• The problem:
Go through the records and restate them word for word, omitting images.

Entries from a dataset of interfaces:

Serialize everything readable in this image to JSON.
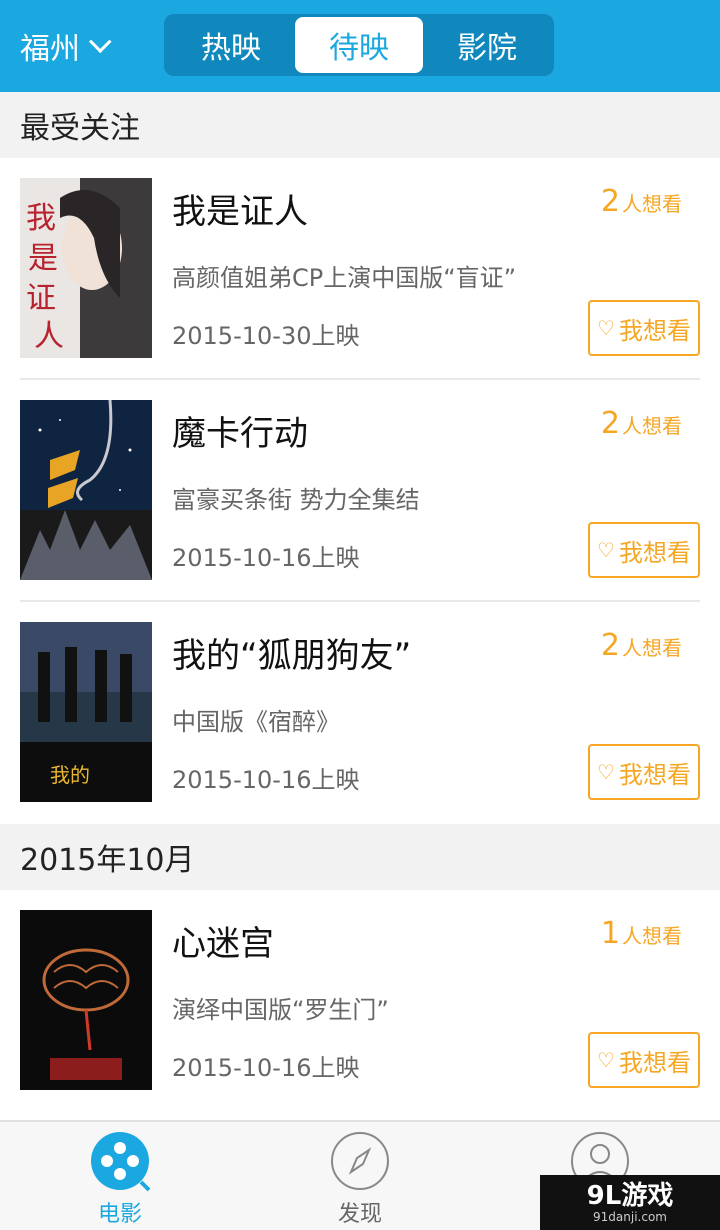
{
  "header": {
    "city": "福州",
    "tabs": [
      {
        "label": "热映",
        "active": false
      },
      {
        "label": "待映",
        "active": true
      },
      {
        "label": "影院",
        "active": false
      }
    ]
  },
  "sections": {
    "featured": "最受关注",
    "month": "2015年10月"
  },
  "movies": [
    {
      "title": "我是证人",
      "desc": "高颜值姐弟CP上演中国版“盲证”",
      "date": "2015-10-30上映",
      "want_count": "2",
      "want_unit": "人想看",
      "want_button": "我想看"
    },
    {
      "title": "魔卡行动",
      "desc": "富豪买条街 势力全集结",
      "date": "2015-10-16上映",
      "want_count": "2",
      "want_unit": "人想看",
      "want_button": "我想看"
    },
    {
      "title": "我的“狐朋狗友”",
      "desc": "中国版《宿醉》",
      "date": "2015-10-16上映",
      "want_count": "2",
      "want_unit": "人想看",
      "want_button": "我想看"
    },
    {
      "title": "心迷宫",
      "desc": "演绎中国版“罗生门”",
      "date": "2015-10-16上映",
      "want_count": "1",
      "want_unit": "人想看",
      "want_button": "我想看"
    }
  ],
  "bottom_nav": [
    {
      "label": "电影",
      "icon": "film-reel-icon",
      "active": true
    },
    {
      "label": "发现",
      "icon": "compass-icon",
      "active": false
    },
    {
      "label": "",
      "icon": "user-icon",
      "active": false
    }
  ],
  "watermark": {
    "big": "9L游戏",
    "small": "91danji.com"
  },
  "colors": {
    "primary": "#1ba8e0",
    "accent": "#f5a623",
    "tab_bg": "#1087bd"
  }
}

• Solution to the problem:
Serialize everything readable in this image to JSON.
{
  "header": {
    "city": "福州",
    "tabs": [
      {
        "label": "热映",
        "active": false
      },
      {
        "label": "待映",
        "active": true
      },
      {
        "label": "影院",
        "active": false
      }
    ]
  },
  "sections": {
    "featured": "最受关注",
    "month": "2015年10月"
  },
  "movies": [
    {
      "title": "我是证人",
      "desc": "高颜值姐弟CP上演中国版“盲证”",
      "date": "2015-10-30上映",
      "want_count": "2",
      "want_unit": "人想看",
      "want_button": "我想看"
    },
    {
      "title": "魔卡行动",
      "desc": "富豪买条街 势力全集结",
      "date": "2015-10-16上映",
      "want_count": "2",
      "want_unit": "人想看",
      "want_button": "我想看"
    },
    {
      "title": "我的“狐朋狗友”",
      "desc": "中国版《宿醉》",
      "date": "2015-10-16上映",
      "want_count": "2",
      "want_unit": "人想看",
      "want_button": "我想看"
    },
    {
      "title": "心迷宫",
      "desc": "演绎中国版“罗生门”",
      "date": "2015-10-16上映",
      "want_count": "1",
      "want_unit": "人想看",
      "want_button": "我想看"
    }
  ],
  "bottom_nav": [
    {
      "label": "电影",
      "icon": "film-reel-icon",
      "active": true
    },
    {
      "label": "发现",
      "icon": "compass-icon",
      "active": false
    },
    {
      "label": "",
      "icon": "user-icon",
      "active": false
    }
  ],
  "watermark": {
    "big": "9L游戏",
    "small": "91danji.com"
  },
  "colors": {
    "primary": "#1ba8e0",
    "accent": "#f5a623",
    "tab_bg": "#1087bd"
  }
}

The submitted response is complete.